Cambodia started printing domestic comics in the mid-1960s, according to Our Books, an organization that archives comics that survived the war and promotes comic-book culture in Cambodia. Though many of that generation of artists were killed, some survived the Khmer Rouge years by drawing agricultural plans for the regime, or sketching small portraits of soldiers in exchange for food. After the Vietnamese deposed Pol Pot in 1979, comics enjoyed a bright but fragile reemergence in the 1980s, gaining a foothold in Phnom Penh's markets before the onslaught of television, movies and video that coincided with Cambodia's ensuing recovery and development. Other Asian countries had comic-book cultures resilient enough to adapt to the explosion of electronic media; unable to do the same, Cambodia's artists produced work that lay unpublished in boxes and drawers.
That the revival of their fortunes should have begun halfway around the world, at Séra's Parisian drawing table, is not entirely surprising. "The Khmer diaspora has had interesting effects on Khmer culture," says John Weeks, the assistant managing editor at Our Books. Filmmakers and novelists who fled Cambodia have helped map out a record of its struggles, and émigré communities have been instrumental in keeping traditional dance and music alive after many of its best practitioners were persecuted. Séra obeyed the same impulses as many artistically minded exiles, but although he had been publishing his drawings since he was 13, it took years before comics were accepted as a suitable form for the weighty subjects he wanted to tackle.
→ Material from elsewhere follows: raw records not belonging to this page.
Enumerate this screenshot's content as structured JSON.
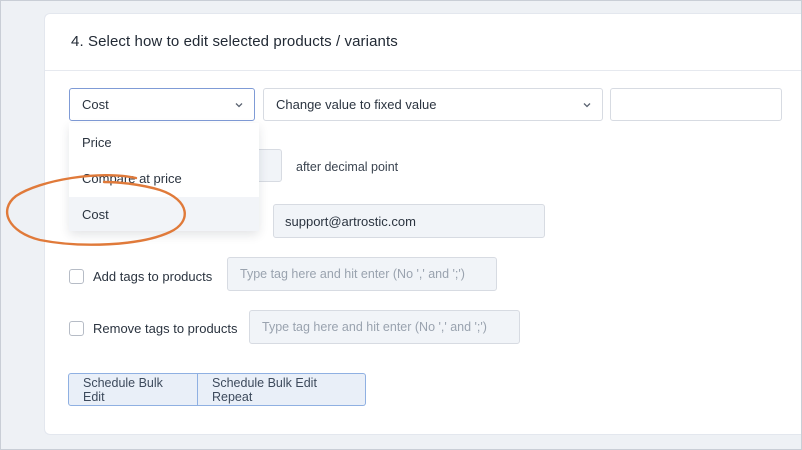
{
  "section": {
    "title": "4. Select how to edit selected products / variants"
  },
  "field_select": {
    "value": "Cost",
    "options": [
      "Price",
      "Compare at price",
      "Cost"
    ],
    "highlighted": "Cost"
  },
  "action_select": {
    "value": "Change value to fixed value"
  },
  "value_input": {
    "value": ""
  },
  "decimal": {
    "suffix_label": "after decimal point"
  },
  "email": {
    "value": "support@artrostic.com"
  },
  "add_tags": {
    "label": "Add tags to products",
    "placeholder": "Type tag here and hit enter (No ',' and ';')",
    "checked": false
  },
  "remove_tags": {
    "label": "Remove tags to products",
    "placeholder": "Type tag here and hit enter (No ',' and ';')",
    "checked": false
  },
  "buttons": {
    "schedule": "Schedule Bulk Edit",
    "schedule_repeat": "Schedule Bulk Edit Repeat"
  },
  "colors": {
    "annotation": "#e07a3a",
    "button_border": "#8fb0e2",
    "focus_border": "#7f9bd6"
  }
}
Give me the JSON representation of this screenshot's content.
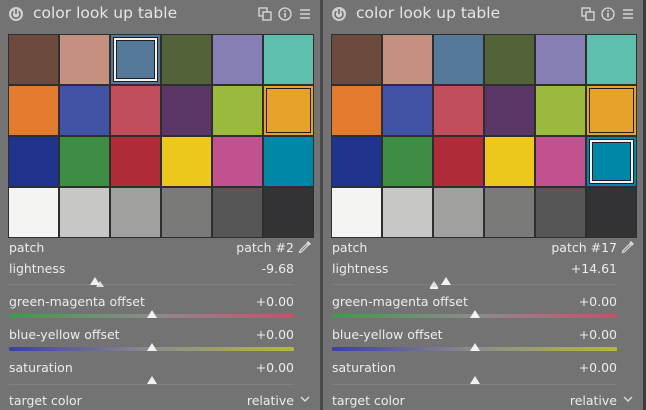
{
  "panels": [
    {
      "title": "color look up table",
      "patches": [
        "#6d4a3e",
        "#c49180",
        "#567899",
        "#546239",
        "#857fb4",
        "#5ebfae",
        "#e27b2e",
        "#4253a6",
        "#c14e5b",
        "#5b3767",
        "#9cb93f",
        "#e6a22a",
        "#20348e",
        "#3f8d45",
        "#ad2c38",
        "#edc81c",
        "#c2518f",
        "#0086a6",
        "#f4f4f2",
        "#c7c8c6",
        "#a0a19f",
        "#7a7b79",
        "#555655",
        "#333335"
      ],
      "selected_index": 2,
      "highlighted_index": 11,
      "patch_label": "patch",
      "patch_value": "patch #2",
      "lightness_label": "lightness",
      "lightness_value": "-9.68",
      "lightness_level": 0.3,
      "green_magenta_label": "green-magenta offset",
      "green_magenta_value": "+0.00",
      "green_magenta_level": 0.5,
      "blue_yellow_label": "blue-yellow offset",
      "blue_yellow_value": "+0.00",
      "blue_yellow_level": 0.5,
      "saturation_label": "saturation",
      "saturation_value": "+0.00",
      "saturation_level": 0.5,
      "target_color_label": "target color",
      "target_color_value": "relative"
    },
    {
      "title": "color look up table",
      "patches": [
        "#6d4a3e",
        "#c49180",
        "#567899",
        "#546239",
        "#857fb4",
        "#5ebfae",
        "#e27b2e",
        "#4253a6",
        "#c14e5b",
        "#5b3767",
        "#9cb93f",
        "#e6a22a",
        "#20348e",
        "#3f8d45",
        "#ad2c38",
        "#edc81c",
        "#c2518f",
        "#0086a6",
        "#f4f4f2",
        "#c7c8c6",
        "#a0a19f",
        "#7a7b79",
        "#555655",
        "#333335"
      ],
      "selected_index": 17,
      "highlighted_index": 11,
      "patch_label": "patch",
      "patch_value": "patch #17",
      "lightness_label": "lightness",
      "lightness_value": "+14.61",
      "lightness_level": 0.4,
      "green_magenta_label": "green-magenta offset",
      "green_magenta_value": "+0.00",
      "green_magenta_level": 0.5,
      "blue_yellow_label": "blue-yellow offset",
      "blue_yellow_value": "+0.00",
      "blue_yellow_level": 0.5,
      "saturation_label": "saturation",
      "saturation_value": "+0.00",
      "saturation_level": 0.5,
      "target_color_label": "target color",
      "target_color_value": "relative"
    }
  ],
  "icons": {
    "power": "power-icon",
    "presets": "presets-icon",
    "info": "info-icon",
    "menu": "menu-icon",
    "picker": "color-picker-icon",
    "dropdown": "chevron-down-icon"
  }
}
Séra started his first graphic novel about Cambodia, Impasse et Rouge chronicling the years just before the Khmer Rouge in 1987, five years before Art Spiegelman's Maus would win a Pulitzer for its famous depiction of the Holocaust and demonstrate that gravitas and the graphic arts were not mutually exclusive. Impasse et Rouge wasn't published for almost another 12 years. Although the following two titles about Cambodia, L'Eau et la Terre (2005) and Lendemains de cendres (2007), were picked up in fairly quick succession by the major French comic publisher Delcourt, Séra has still not had the international success that "serious" comic books artists like Spiegelman, Daniel Clowes (Ghost World) and Marjane Satrapi (Persepolis) have enjoyed. He teaches drawing by day and works as a night porter at a Paris hotel to get by.
For Séra, returning to Cambodia every year thus offers a chance to draw new artistic energy from and pass on experience to the young artists he is mentoring. Like him, the contributors to (Re)géné Rations show a willingness to tackle tough subjects chief among them the trials of daily life in Cambodia. Developed during a series of workshops between 2005 and 2007, the students' panels, which range from simple black-and-white line drawings to detailed, full-color illustration, show street kids panhandling for change and people eking out other precarious livings, like a woman gathering lotus pods to sell in the city. Not that the artists will be better off if they intend to make a living from drawing alone. It's cheaper for small printers in Cambodia to publish a reprint of an older comic than to buy rights to a new story, and literacy rates in the country remain low. "People have the decks stacked against them a little bit," admits Weeks. For Séra, however, money has never been the point facing the difficult realities of the nation's present is, and that goes hand in hand with facing the atrocities of the past. "I try to give some sign of those times," he says. "I try to tell people: Don't forget."